Segment Start: RECORDS SHOWN
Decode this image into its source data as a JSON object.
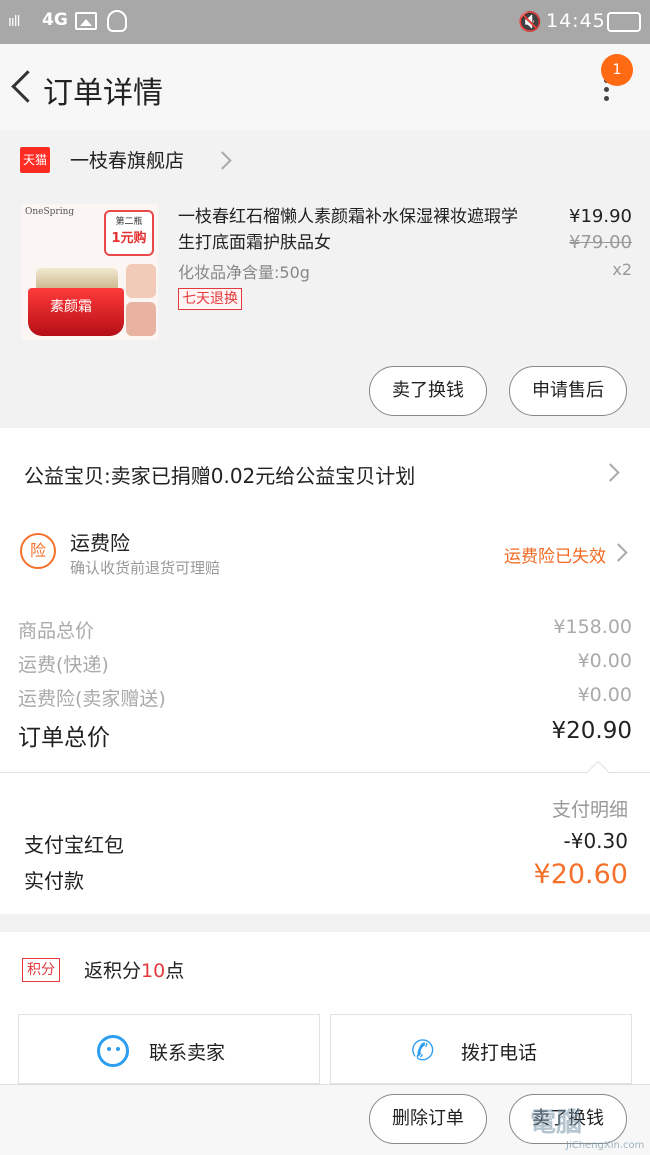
{
  "status_bar": {
    "signal": "ııll",
    "network": "4G",
    "time": "14:45",
    "mute_glyph": "🔇"
  },
  "header": {
    "title": "订单详情",
    "notification_count": "1"
  },
  "shop": {
    "platform_badge": "天猫",
    "name": "一枝春旗舰店"
  },
  "product": {
    "title": "一枝春红石榴懒人素颜霜补水保湿裸妆遮瑕学生打底面霜护肤品女",
    "spec": "化妆品净含量:50g",
    "tag": "七天退换",
    "price": "¥19.90",
    "original_price": "¥79.00",
    "quantity": "x2",
    "image": {
      "brand": "OneSpring",
      "promo_line1": "第二瓶",
      "promo_line2": "1元购",
      "jar_label": "素颜霜"
    },
    "buttons": {
      "refund": "卖了换钱",
      "after_sale": "申请售后"
    }
  },
  "charity": {
    "text": "公益宝贝:卖家已捐赠0.02元给公益宝贝计划"
  },
  "insurance": {
    "icon_text": "险",
    "name": "运费险",
    "desc": "确认收货前退货可理赔",
    "status": "运费险已失效"
  },
  "costs": {
    "rows": [
      {
        "label": "商品总价",
        "value": "¥158.00"
      },
      {
        "label": "运费(快递)",
        "value": "¥0.00"
      },
      {
        "label": "运费险(卖家赠送)",
        "value": "¥0.00"
      }
    ],
    "total_label": "订单总价",
    "total_value": "¥20.90"
  },
  "payment": {
    "detail_label": "支付明细",
    "red_packet_label": "支付宝红包",
    "red_packet_value": "-¥0.30",
    "actual_label": "实付款",
    "actual_value": "¥20.60"
  },
  "points": {
    "tag": "积分",
    "prefix": "返积分",
    "count": "10",
    "suffix": "点"
  },
  "contact": {
    "seller_label": "联系卖家",
    "call_label": "拨打电话"
  },
  "bottom": {
    "delete_label": "删除订单",
    "sell_label": "卖了换钱"
  },
  "watermark": {
    "main": "電腦",
    "sub": "JiChengXin.com"
  },
  "colors": {
    "accent": "#f5712b",
    "tmall_red": "#ff2c24",
    "link_blue": "#2d9ef0"
  }
}
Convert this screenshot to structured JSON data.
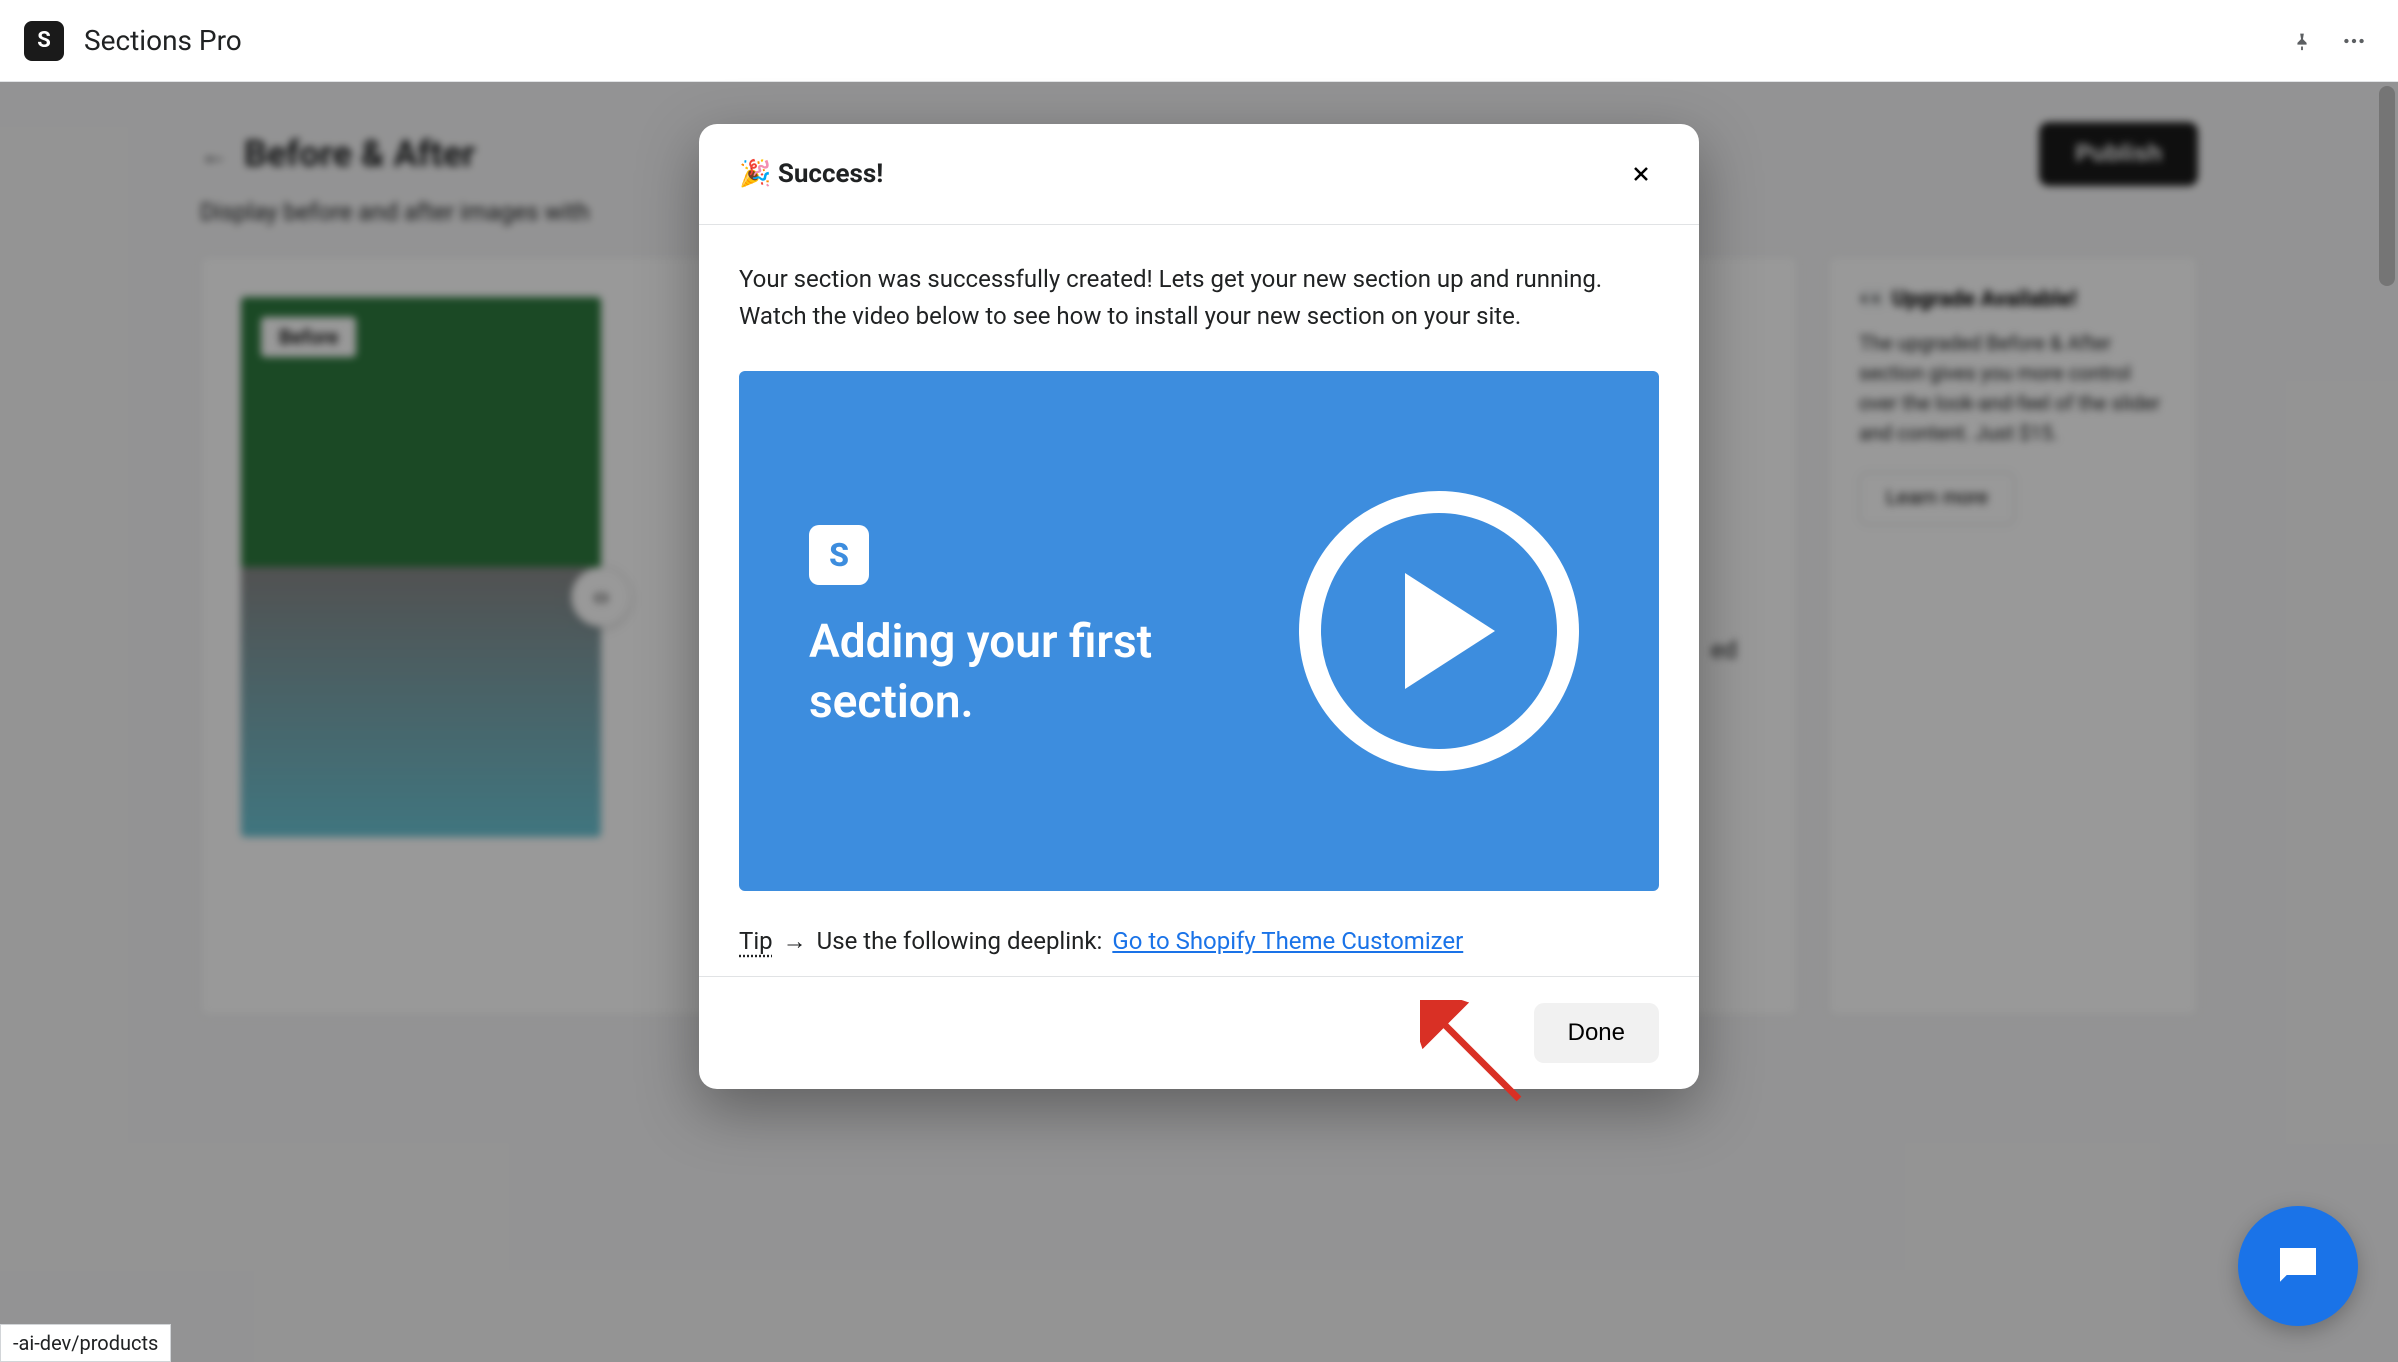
{
  "header": {
    "app_name": "Sections Pro",
    "logo_letter": "S"
  },
  "page": {
    "title": "Before & After",
    "subtitle": "Display before and after images with",
    "publish_label": "Publish",
    "before_badge": "Before",
    "description_fragment": "ed"
  },
  "upgrade": {
    "title": "👀 Upgrade Available!",
    "body": "The upgraded Before & After section gives you more control over the look-and-feel of the slider and content. Just $15.",
    "button": "Learn more"
  },
  "modal": {
    "title": "🎉 Success!",
    "message": "Your section was successfully created! Lets get your new section up and running. Watch the video below to see how to install your new section on your site.",
    "video_caption": "Adding your first section.",
    "tip_label": "Tip",
    "tip_arrow": "→",
    "tip_text": "Use the following deeplink:",
    "deeplink_label": "Go to Shopify Theme Customizer",
    "done_label": "Done"
  },
  "status_bar": "-ai-dev/products"
}
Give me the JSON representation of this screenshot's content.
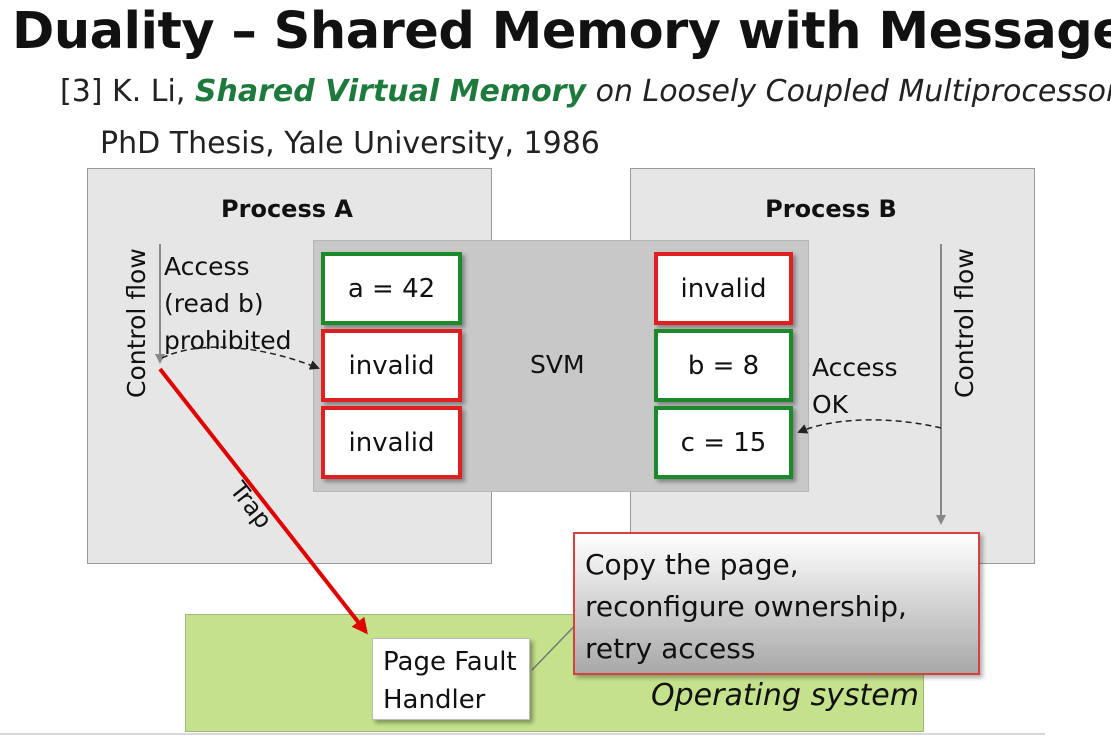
{
  "slide": {
    "title": "Duality – Shared Memory with Messages",
    "citation": {
      "prefix": "[3] K. Li, ",
      "highlight": "Shared Virtual Memory",
      "suffix": " on Loosely Coupled Multiprocessors,",
      "line2": "PhD Thesis, Yale University, 1986"
    }
  },
  "diagram": {
    "process_a": {
      "title": "Process A",
      "control_flow": "Control flow",
      "access_lines": [
        "Access",
        "(read b)",
        "prohibited"
      ]
    },
    "process_b": {
      "title": "Process B",
      "control_flow": "Control flow",
      "access_lines": [
        "Access",
        "OK"
      ]
    },
    "svm": {
      "label": "SVM",
      "a_pages": [
        {
          "text": "a = 42",
          "state": "valid"
        },
        {
          "text": "invalid",
          "state": "invalid"
        },
        {
          "text": "invalid",
          "state": "invalid"
        }
      ],
      "b_pages": [
        {
          "text": "invalid",
          "state": "invalid"
        },
        {
          "text": "b = 8",
          "state": "valid"
        },
        {
          "text": "c = 15",
          "state": "valid"
        }
      ]
    },
    "trap_label": "Trap",
    "handler_lines": [
      "Page Fault",
      "Handler"
    ],
    "callout_lines": [
      "Copy the page,",
      "reconfigure ownership,",
      "retry access"
    ],
    "os_label": "Operating system",
    "colors": {
      "valid_border": "#1b8a2a",
      "invalid_border": "#e02020",
      "trap_arrow": "#e00000",
      "os_fill": "#c4e28b",
      "citation_highlight": "#1e7a3c"
    }
  }
}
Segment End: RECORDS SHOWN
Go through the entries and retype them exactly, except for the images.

Decode this image into its source data as a JSON object.
{
  "status_bar": {
    "signal": "ııll",
    "network": "4G",
    "time": "14:45",
    "mute_glyph": "🔇"
  },
  "header": {
    "title": "订单详情",
    "notification_count": "1"
  },
  "shop": {
    "platform_badge": "天猫",
    "name": "一枝春旗舰店"
  },
  "product": {
    "title": "一枝春红石榴懒人素颜霜补水保湿裸妆遮瑕学生打底面霜护肤品女",
    "spec": "化妆品净含量:50g",
    "tag": "七天退换",
    "price": "¥19.90",
    "original_price": "¥79.00",
    "quantity": "x2",
    "image": {
      "brand": "OneSpring",
      "promo_line1": "第二瓶",
      "promo_line2": "1元购",
      "jar_label": "素颜霜"
    },
    "buttons": {
      "refund": "卖了换钱",
      "after_sale": "申请售后"
    }
  },
  "charity": {
    "text": "公益宝贝:卖家已捐赠0.02元给公益宝贝计划"
  },
  "insurance": {
    "icon_text": "险",
    "name": "运费险",
    "desc": "确认收货前退货可理赔",
    "status": "运费险已失效"
  },
  "costs": {
    "rows": [
      {
        "label": "商品总价",
        "value": "¥158.00"
      },
      {
        "label": "运费(快递)",
        "value": "¥0.00"
      },
      {
        "label": "运费险(卖家赠送)",
        "value": "¥0.00"
      }
    ],
    "total_label": "订单总价",
    "total_value": "¥20.90"
  },
  "payment": {
    "detail_label": "支付明细",
    "red_packet_label": "支付宝红包",
    "red_packet_value": "-¥0.30",
    "actual_label": "实付款",
    "actual_value": "¥20.60"
  },
  "points": {
    "tag": "积分",
    "prefix": "返积分",
    "count": "10",
    "suffix": "点"
  },
  "contact": {
    "seller_label": "联系卖家",
    "call_label": "拨打电话"
  },
  "bottom": {
    "delete_label": "删除订单",
    "sell_label": "卖了换钱"
  },
  "watermark": {
    "main": "電腦",
    "sub": "JiChengXin.com"
  },
  "colors": {
    "accent": "#f5712b",
    "tmall_red": "#ff2c24",
    "link_blue": "#2d9ef0"
  }
}
Convert this screenshot to structured JSON data.
{
  "header": {
    "app_name": "Sections Pro",
    "logo_letter": "S"
  },
  "page": {
    "title": "Before & After",
    "subtitle": "Display before and after images with",
    "publish_label": "Publish",
    "before_badge": "Before",
    "description_fragment": "ed"
  },
  "upgrade": {
    "title": "👀 Upgrade Available!",
    "body": "The upgraded Before & After section gives you more control over the look-and-feel of the slider and content. Just $15.",
    "button": "Learn more"
  },
  "modal": {
    "title": "🎉 Success!",
    "message": "Your section was successfully created! Lets get your new section up and running. Watch the video below to see how to install your new section on your site.",
    "video_caption": "Adding your first section.",
    "tip_label": "Tip",
    "tip_arrow": "→",
    "tip_text": "Use the following deeplink:",
    "deeplink_label": "Go to Shopify Theme Customizer",
    "done_label": "Done"
  },
  "status_bar": "-ai-dev/products"
}
Give me the JSON representation of this screenshot's content.
{
  "slide": {
    "title": "Duality – Shared Memory with Messages",
    "citation": {
      "prefix": "[3] K. Li, ",
      "highlight": "Shared Virtual Memory",
      "suffix": " on Loosely Coupled Multiprocessors,",
      "line2": "PhD Thesis, Yale University, 1986"
    }
  },
  "diagram": {
    "process_a": {
      "title": "Process A",
      "control_flow": "Control flow",
      "access_lines": [
        "Access",
        "(read b)",
        "prohibited"
      ]
    },
    "process_b": {
      "title": "Process B",
      "control_flow": "Control flow",
      "access_lines": [
        "Access",
        "OK"
      ]
    },
    "svm": {
      "label": "SVM",
      "a_pages": [
        {
          "text": "a = 42",
          "state": "valid"
        },
        {
          "text": "invalid",
          "state": "invalid"
        },
        {
          "text": "invalid",
          "state": "invalid"
        }
      ],
      "b_pages": [
        {
          "text": "invalid",
          "state": "invalid"
        },
        {
          "text": "b = 8",
          "state": "valid"
        },
        {
          "text": "c = 15",
          "state": "valid"
        }
      ]
    },
    "trap_label": "Trap",
    "handler_lines": [
      "Page Fault",
      "Handler"
    ],
    "callout_lines": [
      "Copy the page,",
      "reconfigure ownership,",
      "retry access"
    ],
    "os_label": "Operating system",
    "colors": {
      "valid_border": "#1b8a2a",
      "invalid_border": "#e02020",
      "trap_arrow": "#e00000",
      "os_fill": "#c4e28b",
      "citation_highlight": "#1e7a3c"
    }
  }
}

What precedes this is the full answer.